When it comes to asbestos, the advice of the U.S. Environmental Protection Agency can be summed up in three words: Do Not Disturb. The highly toxic building material poses no threat to those who must co-exist with it — including many homeowners whose homes were built before the substance was phased out of use in the 1980s — so long as it is not damaged or disturbed in any way. But anything that causes asbestos fibers to break off and scatter into the air, even in minute quantities, creates a serious health threat for anyone near it.
An estimated 400 tons of asbestos was used in the construction of the World Trade Center. And when you consider that even a homeowner who wishes to do simple remodeling must take precautionary steps if asbestos is present, the impact of having the asbestos-filled Twin Towers crumble to the ground is staggering to imagine.
According to the EPA, the asbestos that rained down on New York City on 9/11 was not just damaged, but pulverized into dust, permeating the air that would be breathed by everyone in and around Ground Zero.
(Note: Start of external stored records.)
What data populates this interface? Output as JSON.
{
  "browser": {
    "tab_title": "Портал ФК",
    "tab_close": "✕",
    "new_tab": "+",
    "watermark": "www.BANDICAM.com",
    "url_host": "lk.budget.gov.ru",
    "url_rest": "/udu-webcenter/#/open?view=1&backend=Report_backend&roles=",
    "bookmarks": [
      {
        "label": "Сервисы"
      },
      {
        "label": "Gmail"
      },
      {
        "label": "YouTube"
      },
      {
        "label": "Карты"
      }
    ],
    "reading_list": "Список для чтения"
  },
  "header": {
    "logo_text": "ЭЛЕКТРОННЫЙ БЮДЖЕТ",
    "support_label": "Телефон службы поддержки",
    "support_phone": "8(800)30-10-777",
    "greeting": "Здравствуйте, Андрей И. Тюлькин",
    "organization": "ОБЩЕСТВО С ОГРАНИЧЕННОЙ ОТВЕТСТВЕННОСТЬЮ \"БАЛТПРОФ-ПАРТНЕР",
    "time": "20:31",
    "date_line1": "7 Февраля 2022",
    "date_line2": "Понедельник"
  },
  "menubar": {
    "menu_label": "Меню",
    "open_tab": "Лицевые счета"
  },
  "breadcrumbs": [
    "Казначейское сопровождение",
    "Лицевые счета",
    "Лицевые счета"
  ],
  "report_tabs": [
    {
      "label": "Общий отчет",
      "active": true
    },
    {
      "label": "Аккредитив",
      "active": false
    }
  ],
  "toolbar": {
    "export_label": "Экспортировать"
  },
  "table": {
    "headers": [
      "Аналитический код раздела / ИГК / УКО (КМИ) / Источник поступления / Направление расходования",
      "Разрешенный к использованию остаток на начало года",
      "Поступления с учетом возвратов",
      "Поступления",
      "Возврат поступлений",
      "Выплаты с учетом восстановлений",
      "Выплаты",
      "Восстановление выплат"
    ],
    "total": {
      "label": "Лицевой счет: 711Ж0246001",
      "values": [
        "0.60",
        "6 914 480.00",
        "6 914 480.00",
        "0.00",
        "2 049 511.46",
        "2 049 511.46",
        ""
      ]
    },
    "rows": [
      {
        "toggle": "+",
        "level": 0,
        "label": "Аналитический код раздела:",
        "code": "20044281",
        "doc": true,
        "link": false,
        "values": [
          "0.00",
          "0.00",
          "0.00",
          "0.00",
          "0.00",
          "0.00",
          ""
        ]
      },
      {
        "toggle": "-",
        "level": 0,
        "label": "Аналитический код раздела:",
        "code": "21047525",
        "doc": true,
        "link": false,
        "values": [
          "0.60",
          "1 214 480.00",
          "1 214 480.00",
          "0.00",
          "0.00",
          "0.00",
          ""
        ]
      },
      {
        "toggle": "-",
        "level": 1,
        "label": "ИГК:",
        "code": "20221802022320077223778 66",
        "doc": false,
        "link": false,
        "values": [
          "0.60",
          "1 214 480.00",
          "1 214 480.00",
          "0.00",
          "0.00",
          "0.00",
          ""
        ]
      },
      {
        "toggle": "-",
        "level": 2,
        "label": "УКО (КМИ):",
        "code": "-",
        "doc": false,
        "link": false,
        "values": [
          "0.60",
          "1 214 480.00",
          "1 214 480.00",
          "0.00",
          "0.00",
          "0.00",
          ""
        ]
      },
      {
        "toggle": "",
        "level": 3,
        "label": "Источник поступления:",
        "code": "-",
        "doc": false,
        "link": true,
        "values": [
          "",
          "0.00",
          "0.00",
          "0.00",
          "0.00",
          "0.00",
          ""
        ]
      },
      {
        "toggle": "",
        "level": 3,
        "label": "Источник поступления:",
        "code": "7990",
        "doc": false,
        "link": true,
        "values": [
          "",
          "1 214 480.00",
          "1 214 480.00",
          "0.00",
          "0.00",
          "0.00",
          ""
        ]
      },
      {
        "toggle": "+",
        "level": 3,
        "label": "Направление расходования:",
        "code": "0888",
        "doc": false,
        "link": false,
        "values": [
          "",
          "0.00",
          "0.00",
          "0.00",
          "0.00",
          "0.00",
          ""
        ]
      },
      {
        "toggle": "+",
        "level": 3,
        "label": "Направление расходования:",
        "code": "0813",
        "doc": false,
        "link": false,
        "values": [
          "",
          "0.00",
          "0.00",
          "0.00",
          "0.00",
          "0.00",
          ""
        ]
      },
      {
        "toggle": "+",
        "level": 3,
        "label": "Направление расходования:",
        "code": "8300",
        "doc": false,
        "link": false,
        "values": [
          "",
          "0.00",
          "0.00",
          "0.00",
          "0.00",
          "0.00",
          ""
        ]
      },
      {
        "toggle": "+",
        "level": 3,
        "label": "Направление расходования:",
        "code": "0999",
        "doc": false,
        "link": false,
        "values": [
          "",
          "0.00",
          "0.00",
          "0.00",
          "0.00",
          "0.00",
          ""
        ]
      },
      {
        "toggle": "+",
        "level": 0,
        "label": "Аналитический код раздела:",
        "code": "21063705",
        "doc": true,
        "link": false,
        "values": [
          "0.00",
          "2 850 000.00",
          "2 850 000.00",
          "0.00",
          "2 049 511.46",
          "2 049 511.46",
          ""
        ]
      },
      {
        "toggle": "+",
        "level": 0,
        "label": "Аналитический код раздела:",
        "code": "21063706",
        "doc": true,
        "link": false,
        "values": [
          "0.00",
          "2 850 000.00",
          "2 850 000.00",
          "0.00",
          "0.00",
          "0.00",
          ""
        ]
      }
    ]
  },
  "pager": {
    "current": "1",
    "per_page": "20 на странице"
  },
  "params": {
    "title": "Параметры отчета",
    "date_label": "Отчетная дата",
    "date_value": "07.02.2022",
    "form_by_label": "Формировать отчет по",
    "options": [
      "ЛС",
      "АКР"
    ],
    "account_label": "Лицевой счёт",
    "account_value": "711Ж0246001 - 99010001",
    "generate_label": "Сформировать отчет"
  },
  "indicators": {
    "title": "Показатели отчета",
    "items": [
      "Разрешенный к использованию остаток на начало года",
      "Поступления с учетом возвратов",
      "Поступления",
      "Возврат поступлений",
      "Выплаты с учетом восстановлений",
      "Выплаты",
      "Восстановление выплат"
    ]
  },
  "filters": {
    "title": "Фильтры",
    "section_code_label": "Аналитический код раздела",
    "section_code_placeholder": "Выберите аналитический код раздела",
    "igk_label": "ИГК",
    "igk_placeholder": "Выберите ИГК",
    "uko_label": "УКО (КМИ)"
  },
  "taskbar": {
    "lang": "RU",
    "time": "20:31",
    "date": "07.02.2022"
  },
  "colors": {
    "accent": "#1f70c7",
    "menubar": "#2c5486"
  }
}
One nearby building was found to contain asbestos levels 110,000 times the legal limit.
It is no wonder, then, that within five years of the terrorist attack, rescue and cleanup workers began to develop asbestos-related lung diseases such as mesothelioma at an alarming rate. (According to the Centers for Disease Control, these diseases may take 20 to 50 years to develop after exposure.) Yet, it was not until 2012, when other types of cancer were added to the official list of 9/11-related diseases, that mesothelioma victims became eligible for assistance under the 9/11 Victim Compensation Fund.